Good leaders develop methods to casually and comfortably stay apprised of team “morale,” and when drift or decline starts to occur, they act quickly in an appropriate way. Many tools can inform a leader, from an anonymous comment box to formal online surveys, but the key is for them to provide candid and timely feedback.
When presented with information that something is not in line with your vision or culture, if you do not act quickly, then the second lesson above applies; whatever shortcoming you witnessed but did not address just became another chink in your armor. Responding after the fact is akin to publishing a newspaper correction; it’s technically on the record, but it has a fraction of the original effect.
Coming in late with corrective responses or actions also carries the perception that you are only echoing “company policy” and not your own beliefs.
Even for many of my seasoned crew members, staying mentally ready to speak up can be challenging. As humans, when everything is going well, nobody likes to be the one to create friction by calling out someone’s shortcomings. Nobody wants to be the buzzkill. Therefore we need to apply a little forethought as to how we’d handle these situations so we’re prepared when they pop up.
The easiest action is simply to ask to see the “offender” privately. “Hey Joe, you got a minute? Can you come to my office or could we step outside for a second?” This is another basic leadership principle, to praise in public, but reprimand in private. Even though reprimand may be too strong a word in many civilian settings, it’s still easier to give any kind of “less than 100% positive” feedback in private. It saves the person any embarrassment in front of others, and if they don’t agree with you, it also naturally protects you from any open appearances of disrespect.
Another element of “defense” under this weapons department is protecting people from external detrimental forces. This would mean defending a team member from an irate customer or another form of external criticism. Even if your employee is fully capable of “taking the heat,” if you, as the leader, simply stand there and don’t take ownership of the situation, you are abdicating your role.
Just picture what it would look like if a “boss” stood idly by as a customer “blew up” at one of the employees? My immediate thought would be “who is the leader here!?” Contrast that to a leader who witnesses an employee having a hard time with a customer, and then actively steps into the situation to be the one to accept the customer’s grievance. Which type of leader would you rather have?
Situations that require correction and input from you will come up quickly.
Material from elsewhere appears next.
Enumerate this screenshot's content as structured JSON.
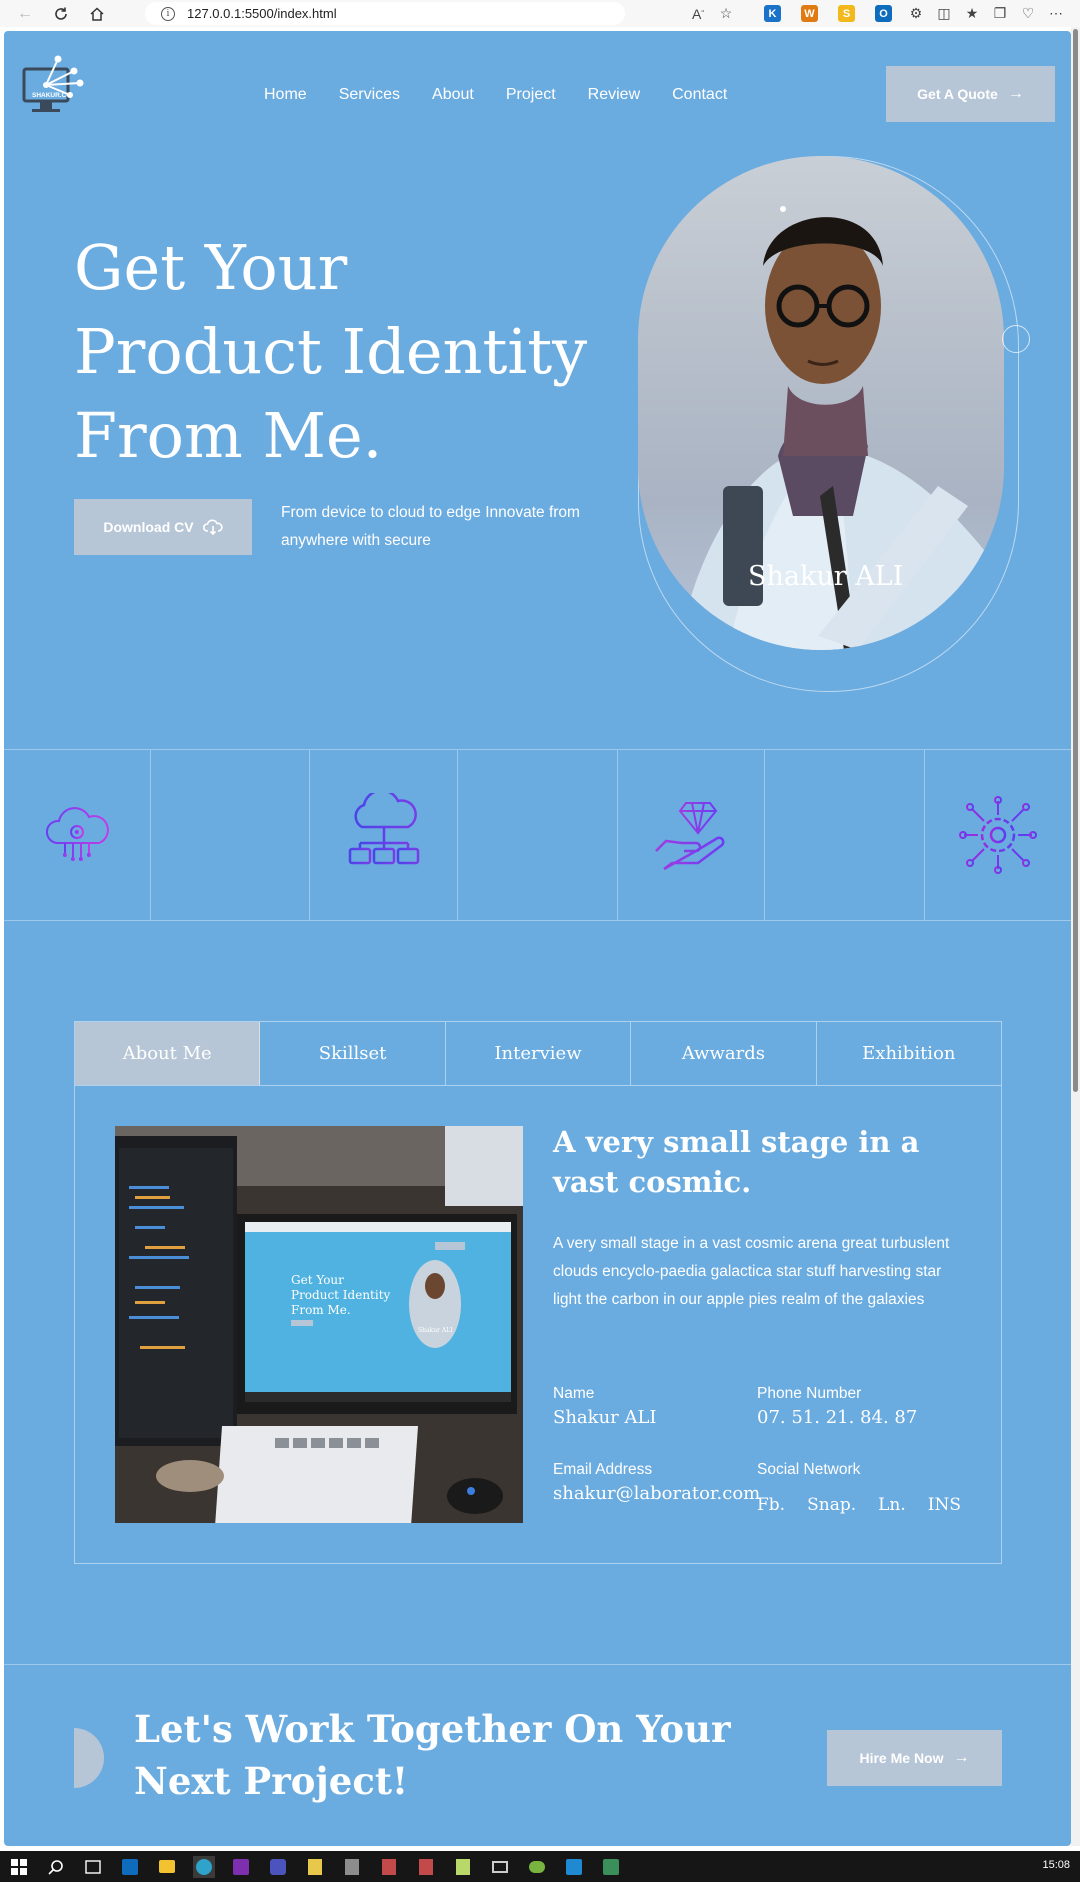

If you don’t maintain a baseline mental readiness that will allow you to speak up promptly, then your weapons department will suffer, and your leadership performance will follow.
To review, how are your three departments performing for you? Just remember these three topics and the themes that go with them, and you’ll be a little better each day.
Navigation: Are you involved in “voyage plan” (long-range) planning and execution in the correct way? Give your intent, let your team develop the plan for your approval, and position yourself so you can monitor progress while maintaining objectivity?
Engineering: Have you enabled reliable and predictable expectations that allow your team to run smoothly, like a well-oiled machine?
Weapons: Are you mentally ready to defend your people against the forces that inevitably intrude and detract from your desired organizational culture and values?